As I wrote, sometimes Rambo leads to jealousy inside the team because he is assigned to new and cool stuff. If your company organizes meeting with the top-level manager (individual or group), tell you want to join new projects. Try to be pragmatic, convince him you have the required skills. This can be useless, but trying is better than nothing.

Parassites and coward programmers are generally harmless from an interpersonal standpoint. You could be in contrast with an “old” parassite who does not like innovation. Here, again, be pragmatic, make clear the benefits of the new stuff. But don’t claim to win every single battle!

And what if you identify yourself in one of this category?! Fuck you. No, I’m just joking 🙂 Well! Consider you could be a sort of problem for your teammates and for your company. And if you don’t care maybe other people do!

  1. Dan says:

    Really good post, only seeing it now. I’ve observed (and worked with) all of these types.

    There are others, such as:

    The Bully – kind of a mixture of Rambo & the Prima Donna – the guy who knows a lot and shouts a lot, and convinces not through technical excellence, but by sheer force. Actually as I write this, I realize it’s very similar to Rambo.

    The Negative Producer – the person who literally isn’t cut out for development. No sense of abstraction, no design sense, no programming books on the bookshelf, breaks the build once a month, ventures into undefined behavior in C or C++, etc. Really unqualified to write code, unwilling (and unable to learn), in the wrong profession. The group’s productivity would go up if this person would just stay home everyday and collect his salary.

    The OOPer – “everything is an object” kind of guy. Even algorithms are objects. Why are you using function pointers? Wrap it in an object! “If I can’t model it, I can’t implement it!” Frequently creates byzantine inheritance hierarchies, worships at the altar of UML.

    The Toolbox – sometimes accidentally writes some software for the product. Spends most of his time writing Perl & Python scripts to re-invent the wheel, or do some one-time task. Prefers to write tools and play with scripting languages than get his job done.

    The Excuser – never seems to make progress on his assignments, is always “hunting down issues” that he’s just discovered as part of his assignment. “Bill, how are you doing on adding network connectivity to that widget?
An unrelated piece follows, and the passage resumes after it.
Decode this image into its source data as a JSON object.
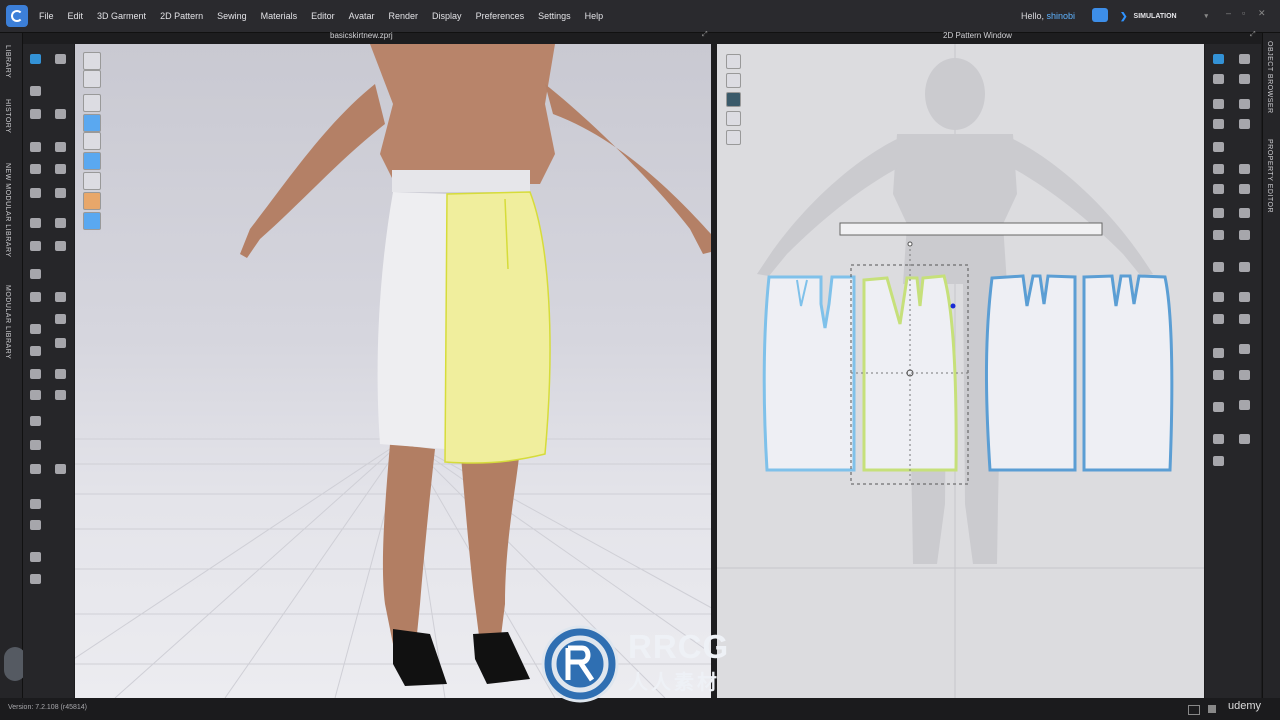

Almost done?” “Didn’t make any progress this week on that, boss… but I’m really troubled by something I saw in the network stack that we’re planning on using, so right now I’m hunting down issues in the stack!!!” “You mean, the stack we’ve been using on 6 other products for years without problems? So you ‘re spending all your time noodling around in 3rd party code that we believe is solid, instead of getting your work done?” “Exactly.”

    There are many, many more…
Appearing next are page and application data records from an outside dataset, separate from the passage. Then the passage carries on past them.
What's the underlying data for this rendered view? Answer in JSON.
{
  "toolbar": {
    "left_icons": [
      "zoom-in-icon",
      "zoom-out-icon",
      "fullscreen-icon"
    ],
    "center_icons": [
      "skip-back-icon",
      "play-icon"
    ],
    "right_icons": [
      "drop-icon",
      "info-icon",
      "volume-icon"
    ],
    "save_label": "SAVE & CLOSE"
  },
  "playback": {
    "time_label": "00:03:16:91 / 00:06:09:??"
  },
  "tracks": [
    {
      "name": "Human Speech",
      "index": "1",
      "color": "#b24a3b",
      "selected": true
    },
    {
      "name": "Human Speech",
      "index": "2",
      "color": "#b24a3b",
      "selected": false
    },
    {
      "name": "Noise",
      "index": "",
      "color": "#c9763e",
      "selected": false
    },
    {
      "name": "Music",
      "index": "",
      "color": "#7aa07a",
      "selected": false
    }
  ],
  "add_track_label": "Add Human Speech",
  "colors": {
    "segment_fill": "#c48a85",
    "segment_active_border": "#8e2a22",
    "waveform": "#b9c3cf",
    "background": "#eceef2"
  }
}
    • Marco Arena says:

      Hi there! Thanks a lot for sharing! Have you a blog where I can read more?

      • Dan says:
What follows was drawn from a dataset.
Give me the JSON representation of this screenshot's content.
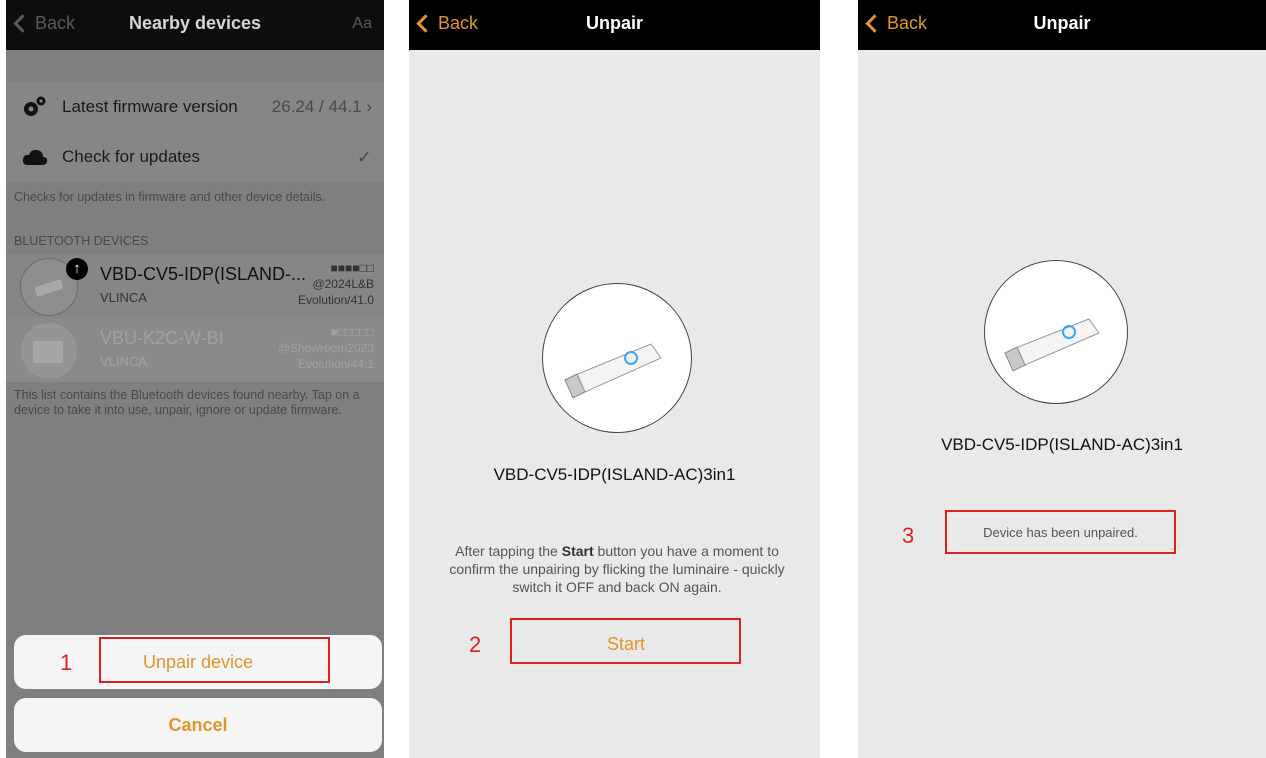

        Hi Marco, unfortunately I don’t have a blog, just a lot of experience developing firmware for embedded systems (consultant). Mostly C and C++, close to the hardware.

        As a consultant, I have to deal with all of these strange personality types. The good news is that I always get to meet and work with smart people, so I am always learning.

        I just found your blog (either through Reddit or Hacker News I think?), looking forward to future posts!! Happy holidays.

        P.S. I bought Davide di Genarro’s book probably one year ago, I am still working through it, some of it isn’t easy for me!

  2. Marco Arena says:

    Consider opening one! The previous comment was spectacular! Imagine what you can do in an article 🙂

    I think someone shared my blog post on reddit (thanks for that whoever you are!)!

    Davide’s book is not easy but it’s very inspiring and instructive! I spent some months at reading it but it was worth! Definitely!

    I wish you a merry Christmas and a nice time! Thanks for reading.

Leave a Reply

Fill in your details below or click an icon to log in: Logo

You are commenting using your account. Log Out /  Change )

Google photo

You are commenting using your Google account. Log Out /  Change )

Twitter picture

You are commenting using your Twitter account. Log Out /  Change )

Facebook photo

You are commenting using your Facebook account. Log Out /  Change )

Connecting to %s